In their own words, Neo4j is evolving from being “just a graph database company” to becoming a full-fledged graph technology platform including analytics, ETL and visualization. Today, at their GraphConnect conference in New York, Neo4j announced a new Native Graph Platform that will add analytics, data import and transformation, visualization, and discovery all atop its graph database.
The announcement is not standalone. It comes alongside an open-source contribution to the Hadoop ecosystem. That Cypher, Neo4j’s graph query language, is now available for Apache Spark. It’s no secret that Neo4j wants to make Cypher the standard query language for graph, and now with all of the components in Native Graph Platform using Cypher, the new set of tools are sure to boost adoption.
This is why it’s more of a strategic shift. And far beyond facilitating a switch from graph database to graph solutions. It is, in fact, going to dramatically expand Neo4j’s enterprise footprint by establishing relationships with a variety of new users and roles, including data scientists, big data experts, IT business analysts and line-of-business managers.
The story about ‘evolving need of the customers’ is true. Today, customers do not deploy in isolation. We are living in a polyglot tech world with heterogeneous backends. Needs are bound to change. “Many companies started with us for retail recommendation engines or fraud detection, but now they need to drive their next generation of connected-data to power complex artificial intelligence applications,” CEO Emil Eifrem says.
“Our customers not only need a high performance, scalable graph database, they need algorithms to feed it, they need visualization tools to illustrate it, they need data integration to dive deeply into their data lakes,” Eifrem adds, hinting how the new Native Graph Platform would facilitate Neo4j’s ‘connections-first’ approach.
Whether for increased revenue, fraud detection or planning for a more connected future, building networks of connected data proves to be the single biggest competitive advantage for companies today. This will become even more evident in the future as machine learning, intelligent devices and real-time activities like conversational commerce are all dependent on connections. Probably this is why Neo4j is extending the reach of its native graph stack, which has already seen success across multiple use cases with organizations ranging from NASA to eBay to Comcast.
But what about the big giants like Oracle jumping into the competition? “When we got started, there was no one. Now, in past couple of years, everyone and their mom have released a graph database,” Eifrem said. “The space is very much heating up.”
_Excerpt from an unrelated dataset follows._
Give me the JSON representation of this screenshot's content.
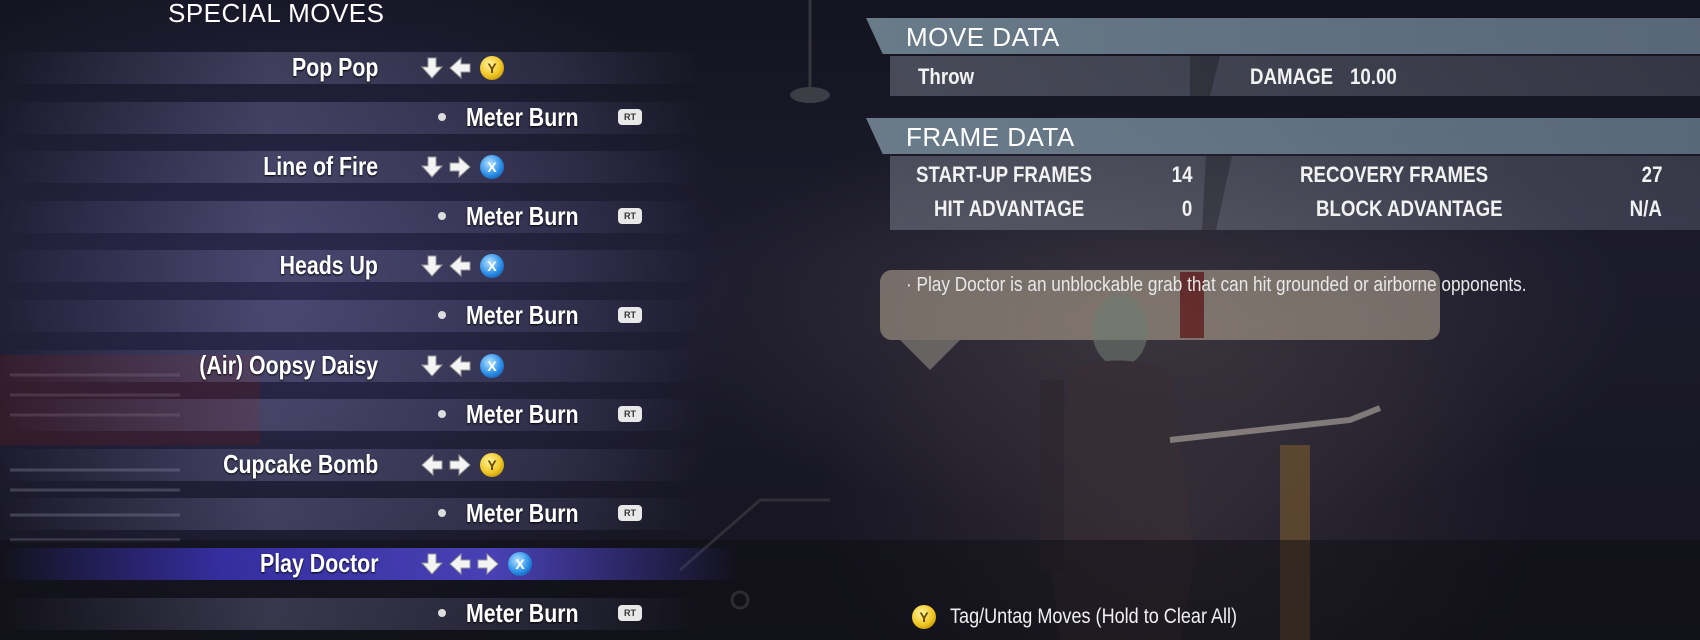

“There are two sides to it. Of course, when you have Oracle, SAP, Amazon and Microsoft all announcing that they’re going to your space [it means] we’re up against, from our perspective, infinite resources – and that is scary.”
Yet, Neo4j is not scared. The crucial thing, according to Eifrem, is that the continued awareness has brought graph technology to the mainstream.
And that is where Neo4j sees more opportunity than threats. “We don’t have the biggest microphone in the world. We’ve stood alone on this mountain for the longest time, and now we have some really powerful voices joining in. That’s 10 times more important than losing the occasional deal because Oracle had a lock-in on that customer.”